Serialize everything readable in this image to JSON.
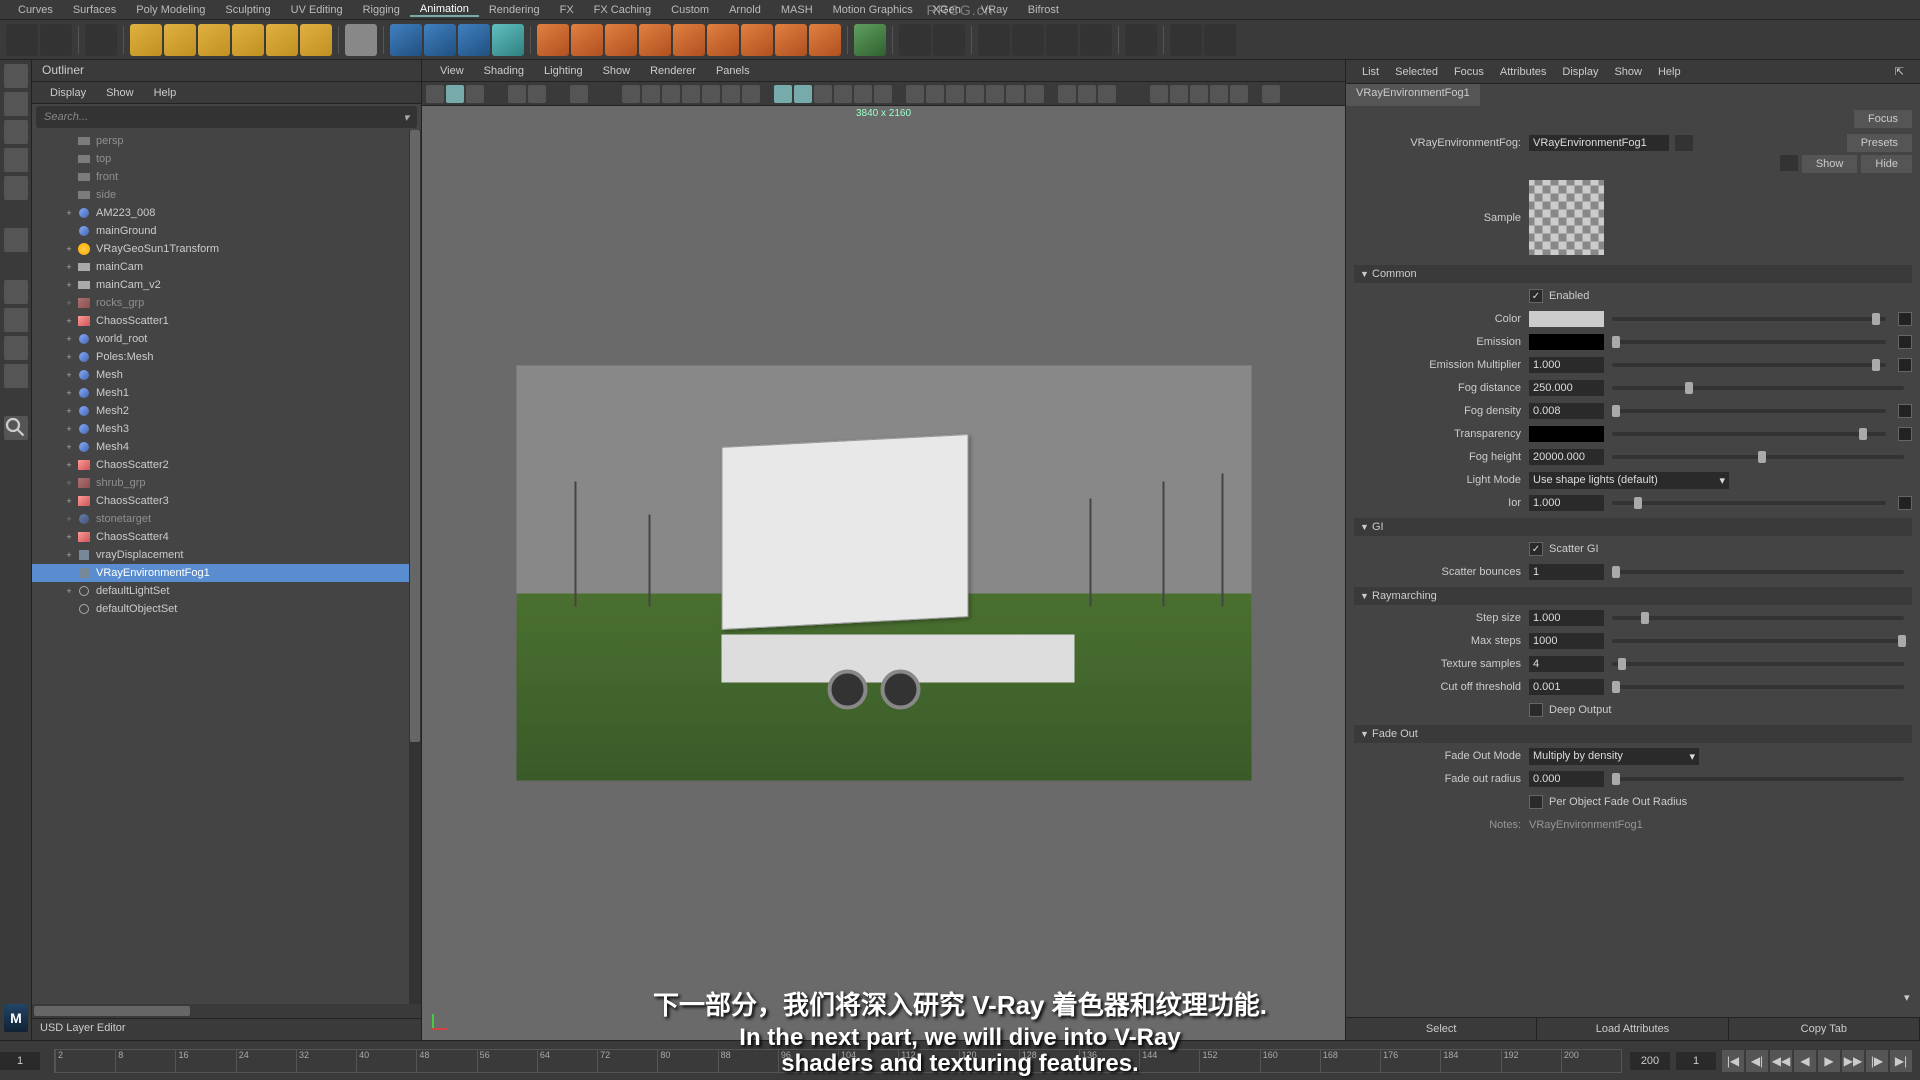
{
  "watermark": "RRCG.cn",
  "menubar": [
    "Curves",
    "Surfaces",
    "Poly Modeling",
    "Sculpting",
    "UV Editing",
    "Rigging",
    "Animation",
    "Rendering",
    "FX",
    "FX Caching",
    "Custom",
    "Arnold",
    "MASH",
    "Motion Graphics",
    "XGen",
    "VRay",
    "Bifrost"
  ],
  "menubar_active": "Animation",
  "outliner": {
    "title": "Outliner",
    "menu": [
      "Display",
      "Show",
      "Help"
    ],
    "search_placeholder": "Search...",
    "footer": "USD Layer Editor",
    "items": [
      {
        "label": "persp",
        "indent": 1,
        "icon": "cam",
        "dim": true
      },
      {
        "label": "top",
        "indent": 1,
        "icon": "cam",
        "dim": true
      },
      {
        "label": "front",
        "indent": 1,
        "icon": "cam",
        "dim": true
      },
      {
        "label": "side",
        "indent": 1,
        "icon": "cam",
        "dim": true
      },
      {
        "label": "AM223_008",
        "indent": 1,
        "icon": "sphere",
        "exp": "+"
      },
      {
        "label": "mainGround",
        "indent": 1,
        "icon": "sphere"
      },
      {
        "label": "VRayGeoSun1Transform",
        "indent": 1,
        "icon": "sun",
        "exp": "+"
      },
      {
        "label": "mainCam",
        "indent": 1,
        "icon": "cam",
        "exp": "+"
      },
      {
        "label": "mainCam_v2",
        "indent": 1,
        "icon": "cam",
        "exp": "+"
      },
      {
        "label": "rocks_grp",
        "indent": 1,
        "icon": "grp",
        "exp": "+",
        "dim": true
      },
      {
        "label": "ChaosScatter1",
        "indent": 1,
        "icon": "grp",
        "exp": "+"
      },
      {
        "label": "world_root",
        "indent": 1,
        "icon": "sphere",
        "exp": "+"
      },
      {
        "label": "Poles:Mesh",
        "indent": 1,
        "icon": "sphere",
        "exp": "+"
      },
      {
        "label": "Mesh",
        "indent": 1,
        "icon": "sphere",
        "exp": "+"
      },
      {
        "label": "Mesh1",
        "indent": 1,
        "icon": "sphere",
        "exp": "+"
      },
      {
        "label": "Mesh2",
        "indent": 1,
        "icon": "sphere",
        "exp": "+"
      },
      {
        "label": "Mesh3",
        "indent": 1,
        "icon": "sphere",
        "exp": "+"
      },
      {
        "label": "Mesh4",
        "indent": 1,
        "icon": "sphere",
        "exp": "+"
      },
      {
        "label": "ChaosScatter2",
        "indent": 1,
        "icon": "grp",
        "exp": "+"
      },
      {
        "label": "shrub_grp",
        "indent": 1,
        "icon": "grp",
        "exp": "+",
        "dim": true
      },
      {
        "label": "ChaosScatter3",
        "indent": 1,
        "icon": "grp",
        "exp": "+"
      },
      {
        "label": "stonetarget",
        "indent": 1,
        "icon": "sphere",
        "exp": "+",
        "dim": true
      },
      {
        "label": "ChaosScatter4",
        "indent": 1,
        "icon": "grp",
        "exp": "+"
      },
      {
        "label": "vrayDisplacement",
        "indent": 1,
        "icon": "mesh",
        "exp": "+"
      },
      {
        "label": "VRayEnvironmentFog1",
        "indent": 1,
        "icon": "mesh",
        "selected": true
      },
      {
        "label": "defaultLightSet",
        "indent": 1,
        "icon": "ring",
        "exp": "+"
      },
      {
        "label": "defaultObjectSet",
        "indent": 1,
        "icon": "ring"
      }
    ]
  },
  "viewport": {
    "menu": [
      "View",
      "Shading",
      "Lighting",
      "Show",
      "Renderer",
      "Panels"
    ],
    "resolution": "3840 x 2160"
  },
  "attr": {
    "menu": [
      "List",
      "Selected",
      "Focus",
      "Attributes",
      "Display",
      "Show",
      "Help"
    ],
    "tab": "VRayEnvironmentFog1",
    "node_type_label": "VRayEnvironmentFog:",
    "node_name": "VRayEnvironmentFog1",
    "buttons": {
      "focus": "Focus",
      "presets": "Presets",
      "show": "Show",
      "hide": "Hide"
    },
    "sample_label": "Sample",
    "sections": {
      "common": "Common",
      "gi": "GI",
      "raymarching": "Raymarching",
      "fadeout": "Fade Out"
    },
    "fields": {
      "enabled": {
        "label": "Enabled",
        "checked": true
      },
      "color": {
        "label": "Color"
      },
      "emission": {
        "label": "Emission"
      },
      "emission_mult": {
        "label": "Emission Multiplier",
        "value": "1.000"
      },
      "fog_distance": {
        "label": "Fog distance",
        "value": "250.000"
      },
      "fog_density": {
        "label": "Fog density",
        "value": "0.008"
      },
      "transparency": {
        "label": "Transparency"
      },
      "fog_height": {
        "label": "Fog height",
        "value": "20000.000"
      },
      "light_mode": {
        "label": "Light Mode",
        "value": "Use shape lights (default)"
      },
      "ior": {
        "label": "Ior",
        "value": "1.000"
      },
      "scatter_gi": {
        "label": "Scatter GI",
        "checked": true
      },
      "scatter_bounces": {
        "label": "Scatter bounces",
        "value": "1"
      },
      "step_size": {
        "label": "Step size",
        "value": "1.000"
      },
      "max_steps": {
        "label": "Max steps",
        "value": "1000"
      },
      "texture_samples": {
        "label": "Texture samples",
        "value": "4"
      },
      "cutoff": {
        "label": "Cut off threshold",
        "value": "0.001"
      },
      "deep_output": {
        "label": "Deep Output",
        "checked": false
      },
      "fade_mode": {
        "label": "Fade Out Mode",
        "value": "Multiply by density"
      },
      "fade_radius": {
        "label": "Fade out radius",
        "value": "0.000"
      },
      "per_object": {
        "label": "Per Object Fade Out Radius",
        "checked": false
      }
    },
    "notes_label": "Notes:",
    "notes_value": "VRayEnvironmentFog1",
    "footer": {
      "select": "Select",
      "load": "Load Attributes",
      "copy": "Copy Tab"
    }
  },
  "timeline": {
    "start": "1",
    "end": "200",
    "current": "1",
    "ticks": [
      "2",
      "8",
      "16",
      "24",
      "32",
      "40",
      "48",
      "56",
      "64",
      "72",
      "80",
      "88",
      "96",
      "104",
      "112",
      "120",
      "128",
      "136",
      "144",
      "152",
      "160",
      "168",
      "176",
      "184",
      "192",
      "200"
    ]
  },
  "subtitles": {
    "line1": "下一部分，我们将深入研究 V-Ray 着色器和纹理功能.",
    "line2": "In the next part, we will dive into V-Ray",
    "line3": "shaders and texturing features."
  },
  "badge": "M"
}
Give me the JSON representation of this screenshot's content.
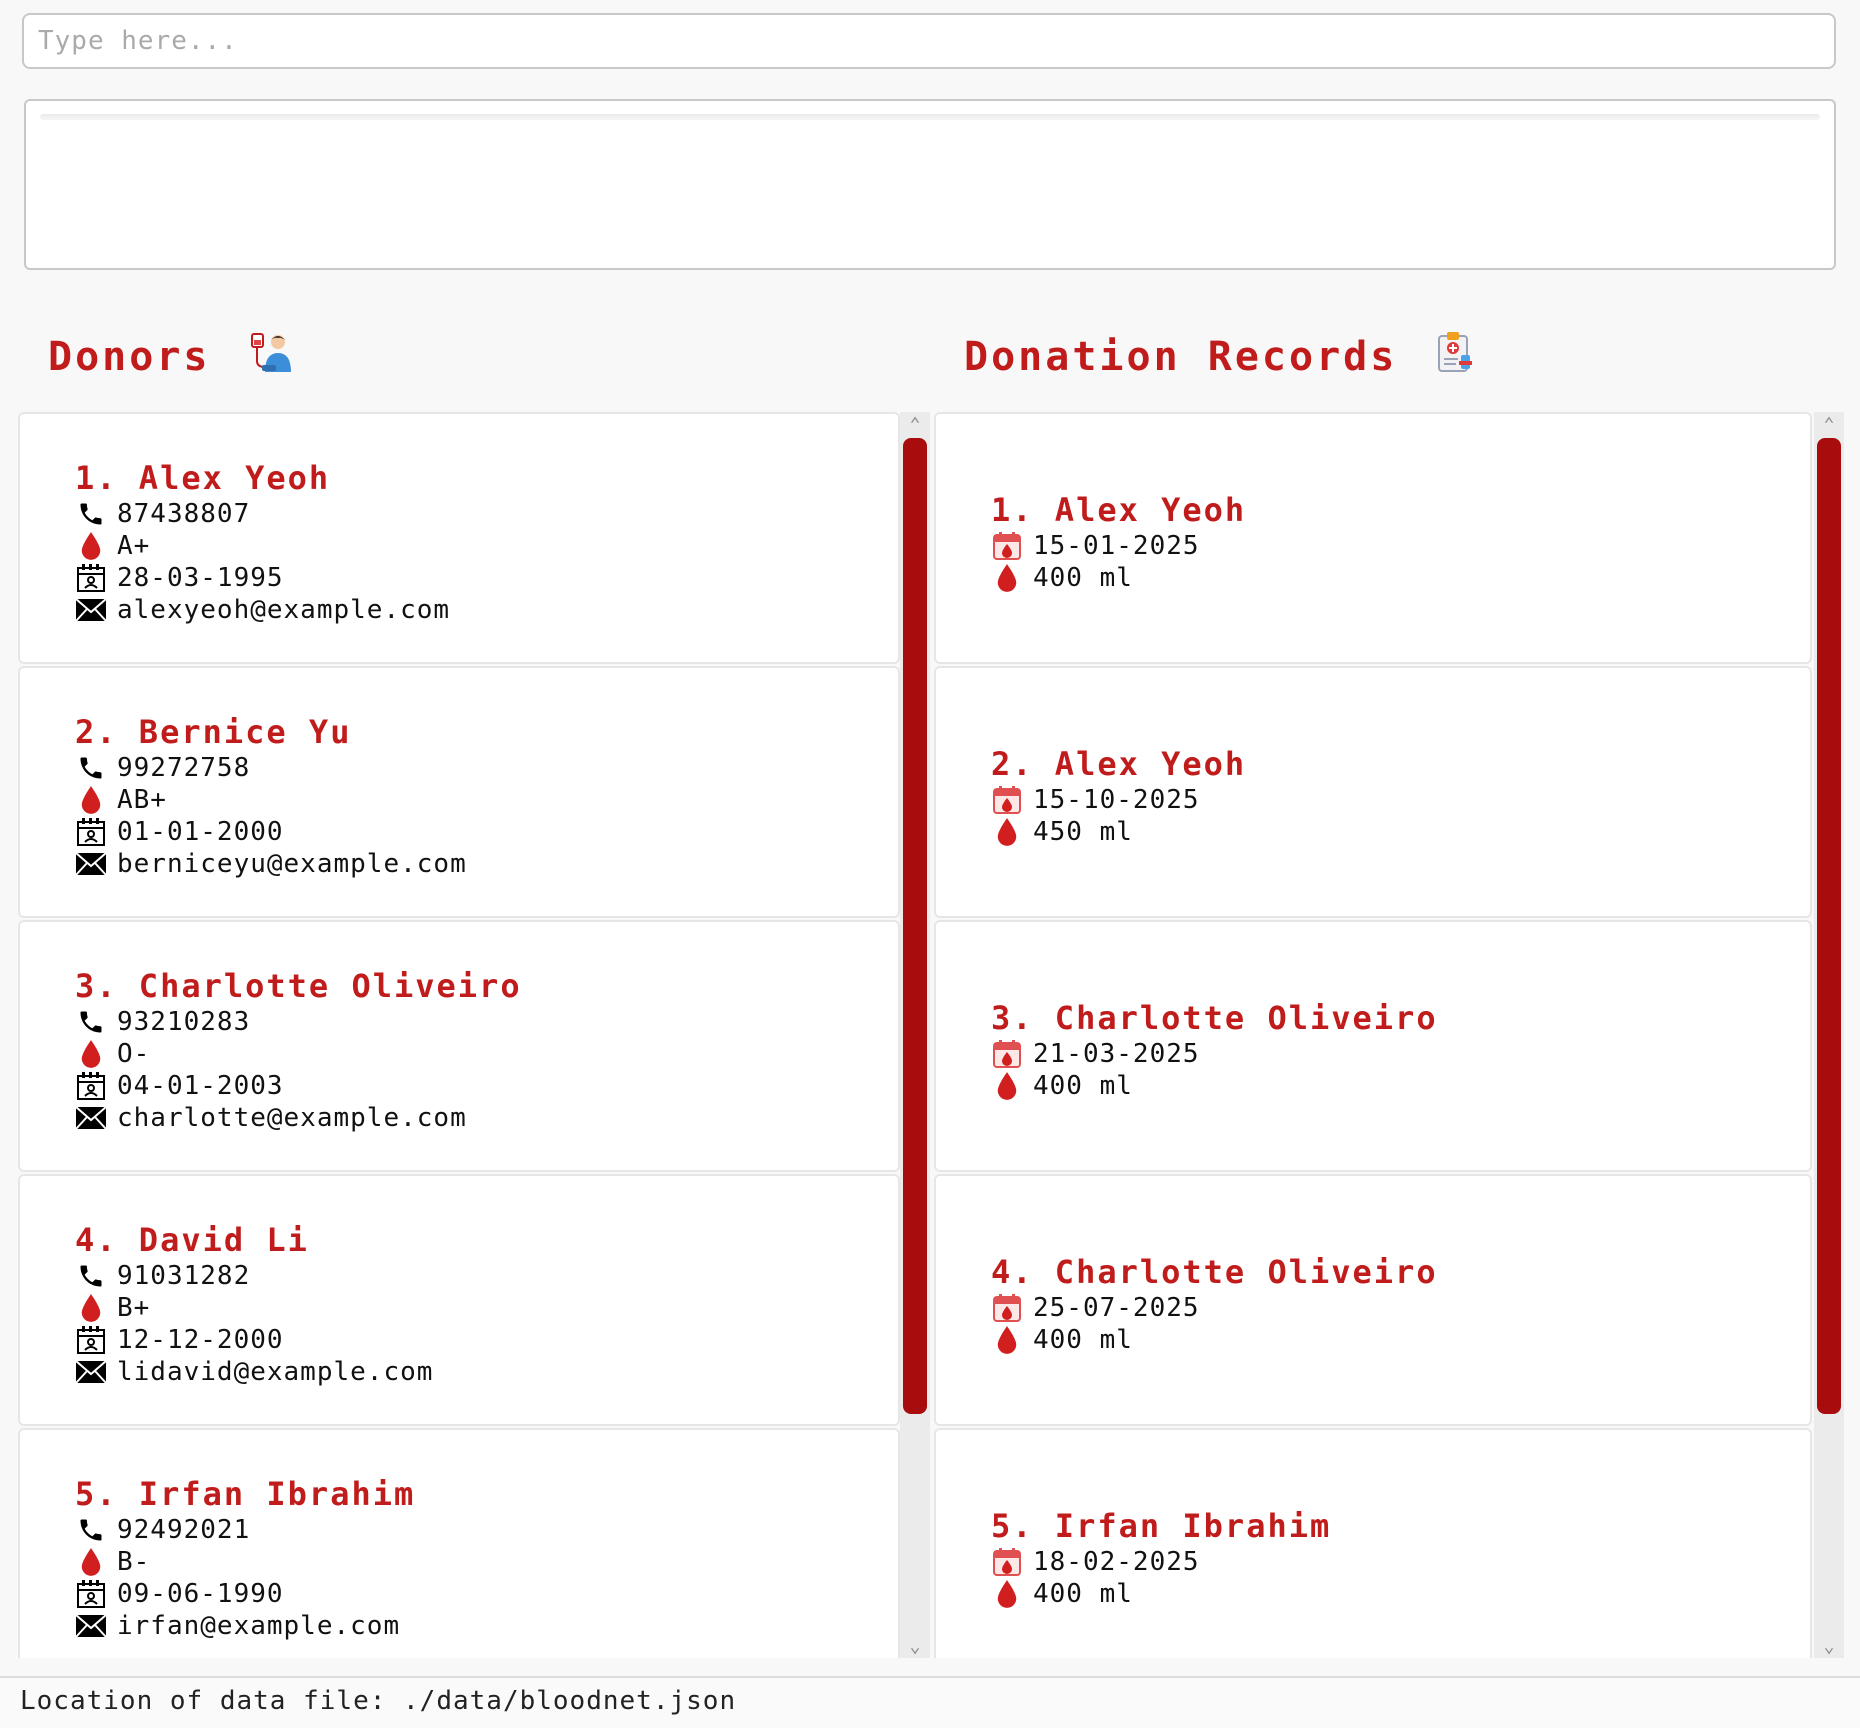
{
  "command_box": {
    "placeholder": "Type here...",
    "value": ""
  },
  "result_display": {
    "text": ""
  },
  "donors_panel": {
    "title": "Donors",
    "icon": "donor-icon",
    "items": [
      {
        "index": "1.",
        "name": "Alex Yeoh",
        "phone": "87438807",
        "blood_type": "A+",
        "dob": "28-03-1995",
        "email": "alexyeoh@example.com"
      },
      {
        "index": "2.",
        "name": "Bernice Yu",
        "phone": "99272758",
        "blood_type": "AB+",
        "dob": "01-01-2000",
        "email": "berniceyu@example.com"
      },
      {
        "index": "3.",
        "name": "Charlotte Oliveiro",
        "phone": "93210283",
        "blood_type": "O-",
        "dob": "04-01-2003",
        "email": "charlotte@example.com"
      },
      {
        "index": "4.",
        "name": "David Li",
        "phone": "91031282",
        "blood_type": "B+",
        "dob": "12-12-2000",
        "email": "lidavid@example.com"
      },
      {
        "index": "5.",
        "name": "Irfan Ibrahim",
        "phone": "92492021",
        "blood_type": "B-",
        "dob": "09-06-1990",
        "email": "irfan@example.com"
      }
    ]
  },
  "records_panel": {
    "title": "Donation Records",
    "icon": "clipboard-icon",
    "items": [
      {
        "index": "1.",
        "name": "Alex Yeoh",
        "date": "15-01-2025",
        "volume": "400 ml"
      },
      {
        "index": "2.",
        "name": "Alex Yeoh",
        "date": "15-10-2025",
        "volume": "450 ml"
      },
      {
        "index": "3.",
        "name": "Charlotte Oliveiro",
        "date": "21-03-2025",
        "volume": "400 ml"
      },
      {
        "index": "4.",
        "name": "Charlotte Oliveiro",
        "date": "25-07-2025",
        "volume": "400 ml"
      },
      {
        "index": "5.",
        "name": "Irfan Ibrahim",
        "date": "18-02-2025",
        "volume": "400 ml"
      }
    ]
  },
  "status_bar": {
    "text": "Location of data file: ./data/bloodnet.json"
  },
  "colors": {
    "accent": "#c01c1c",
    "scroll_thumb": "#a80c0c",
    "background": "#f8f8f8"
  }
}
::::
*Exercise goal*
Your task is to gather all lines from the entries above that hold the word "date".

*Answer to the problem*
        "date": "15-01-2025",
        "date": "15-10-2025",
        "date": "21-03-2025",
        "date": "25-07-2025",
        "date": "18-02-2025",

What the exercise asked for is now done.